- WORK INSTRUCTION -
Write only the number of lines below in which "frames" occurs.

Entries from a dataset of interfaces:
◇ ◇ ◇ ◇ ◇ ◇ ◇

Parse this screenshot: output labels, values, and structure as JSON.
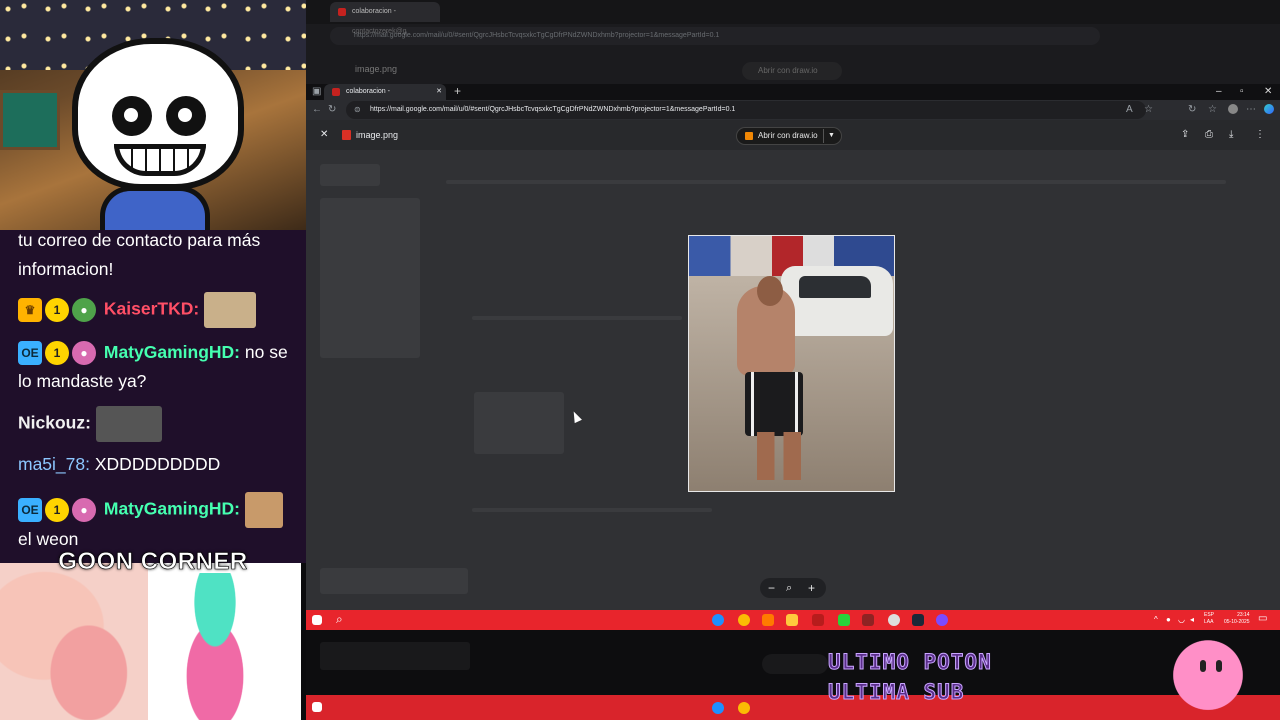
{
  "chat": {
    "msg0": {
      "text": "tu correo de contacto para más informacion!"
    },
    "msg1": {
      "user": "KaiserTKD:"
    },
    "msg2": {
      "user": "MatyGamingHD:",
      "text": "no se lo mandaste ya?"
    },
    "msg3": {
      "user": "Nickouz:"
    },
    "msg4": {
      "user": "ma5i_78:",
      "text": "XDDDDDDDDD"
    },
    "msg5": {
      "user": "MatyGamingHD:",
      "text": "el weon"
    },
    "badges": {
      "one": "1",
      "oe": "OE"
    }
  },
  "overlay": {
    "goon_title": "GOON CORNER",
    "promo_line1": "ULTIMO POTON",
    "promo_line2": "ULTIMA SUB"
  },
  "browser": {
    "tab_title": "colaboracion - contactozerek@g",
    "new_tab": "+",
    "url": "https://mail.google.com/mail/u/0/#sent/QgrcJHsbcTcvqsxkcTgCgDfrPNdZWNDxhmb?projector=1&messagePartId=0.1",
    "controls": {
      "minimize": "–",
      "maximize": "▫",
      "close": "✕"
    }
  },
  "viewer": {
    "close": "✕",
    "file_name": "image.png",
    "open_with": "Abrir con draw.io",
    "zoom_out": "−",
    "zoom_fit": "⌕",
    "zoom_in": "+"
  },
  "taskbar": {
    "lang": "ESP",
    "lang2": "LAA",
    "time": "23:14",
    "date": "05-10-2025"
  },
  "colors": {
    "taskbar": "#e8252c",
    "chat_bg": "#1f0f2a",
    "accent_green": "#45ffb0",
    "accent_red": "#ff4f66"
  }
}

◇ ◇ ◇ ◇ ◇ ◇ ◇

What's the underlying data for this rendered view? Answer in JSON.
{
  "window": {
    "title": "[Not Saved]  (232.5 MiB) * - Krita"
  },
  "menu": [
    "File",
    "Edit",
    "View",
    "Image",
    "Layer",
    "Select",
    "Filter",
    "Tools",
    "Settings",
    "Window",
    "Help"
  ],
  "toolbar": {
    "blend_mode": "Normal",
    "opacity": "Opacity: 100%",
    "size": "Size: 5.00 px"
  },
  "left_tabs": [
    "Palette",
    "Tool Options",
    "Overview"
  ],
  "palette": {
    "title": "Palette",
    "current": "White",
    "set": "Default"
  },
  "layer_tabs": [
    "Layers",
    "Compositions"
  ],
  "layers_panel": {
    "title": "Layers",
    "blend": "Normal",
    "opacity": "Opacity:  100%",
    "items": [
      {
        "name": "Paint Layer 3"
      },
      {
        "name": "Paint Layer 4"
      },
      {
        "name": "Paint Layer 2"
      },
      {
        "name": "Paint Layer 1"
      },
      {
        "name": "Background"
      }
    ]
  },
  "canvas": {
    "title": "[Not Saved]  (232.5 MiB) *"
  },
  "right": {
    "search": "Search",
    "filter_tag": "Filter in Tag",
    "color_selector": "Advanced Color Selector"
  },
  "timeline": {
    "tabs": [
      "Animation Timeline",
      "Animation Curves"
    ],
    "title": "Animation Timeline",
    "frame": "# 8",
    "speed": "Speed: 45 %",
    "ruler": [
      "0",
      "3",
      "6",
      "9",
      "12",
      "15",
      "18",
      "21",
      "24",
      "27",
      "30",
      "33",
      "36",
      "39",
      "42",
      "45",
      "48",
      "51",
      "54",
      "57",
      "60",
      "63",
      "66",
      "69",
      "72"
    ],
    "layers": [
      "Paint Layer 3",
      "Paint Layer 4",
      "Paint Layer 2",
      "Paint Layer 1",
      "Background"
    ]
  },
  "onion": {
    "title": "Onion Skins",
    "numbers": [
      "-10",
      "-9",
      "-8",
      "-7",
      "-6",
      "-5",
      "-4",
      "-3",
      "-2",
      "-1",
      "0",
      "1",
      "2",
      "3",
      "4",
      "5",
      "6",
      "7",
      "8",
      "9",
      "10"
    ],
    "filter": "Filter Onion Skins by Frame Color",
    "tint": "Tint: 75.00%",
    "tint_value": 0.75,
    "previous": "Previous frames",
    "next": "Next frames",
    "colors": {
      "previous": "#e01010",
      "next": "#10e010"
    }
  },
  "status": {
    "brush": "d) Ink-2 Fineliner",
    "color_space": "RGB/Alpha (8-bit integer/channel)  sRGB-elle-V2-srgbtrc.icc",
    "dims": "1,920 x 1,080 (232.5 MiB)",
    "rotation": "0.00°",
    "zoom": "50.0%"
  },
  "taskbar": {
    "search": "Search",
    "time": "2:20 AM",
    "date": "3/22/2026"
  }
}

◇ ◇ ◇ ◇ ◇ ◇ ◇

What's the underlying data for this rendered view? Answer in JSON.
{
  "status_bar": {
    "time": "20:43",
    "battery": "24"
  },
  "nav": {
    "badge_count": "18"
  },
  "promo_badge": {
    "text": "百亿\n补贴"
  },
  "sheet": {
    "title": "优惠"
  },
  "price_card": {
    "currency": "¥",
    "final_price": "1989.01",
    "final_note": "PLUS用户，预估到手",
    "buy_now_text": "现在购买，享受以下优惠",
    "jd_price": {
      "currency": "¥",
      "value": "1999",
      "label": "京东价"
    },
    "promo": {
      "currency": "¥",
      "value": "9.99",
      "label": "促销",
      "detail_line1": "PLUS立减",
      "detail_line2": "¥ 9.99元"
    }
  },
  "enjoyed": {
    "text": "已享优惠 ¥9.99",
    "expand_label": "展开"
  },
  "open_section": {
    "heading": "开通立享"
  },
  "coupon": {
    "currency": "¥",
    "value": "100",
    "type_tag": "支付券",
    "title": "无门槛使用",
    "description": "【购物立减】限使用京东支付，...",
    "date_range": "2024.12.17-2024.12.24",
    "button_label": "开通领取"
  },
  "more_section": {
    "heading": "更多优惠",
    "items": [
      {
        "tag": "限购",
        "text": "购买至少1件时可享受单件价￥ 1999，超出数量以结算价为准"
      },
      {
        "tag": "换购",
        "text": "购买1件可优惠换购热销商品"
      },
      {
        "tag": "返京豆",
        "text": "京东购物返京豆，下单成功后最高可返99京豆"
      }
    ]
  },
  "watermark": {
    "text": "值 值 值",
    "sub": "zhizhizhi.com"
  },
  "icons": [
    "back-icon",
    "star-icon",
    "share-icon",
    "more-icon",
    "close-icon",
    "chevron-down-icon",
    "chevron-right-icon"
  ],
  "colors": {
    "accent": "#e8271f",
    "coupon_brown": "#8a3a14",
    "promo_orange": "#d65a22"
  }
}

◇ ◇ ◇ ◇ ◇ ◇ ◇

- EXPECTED ANSWER -
2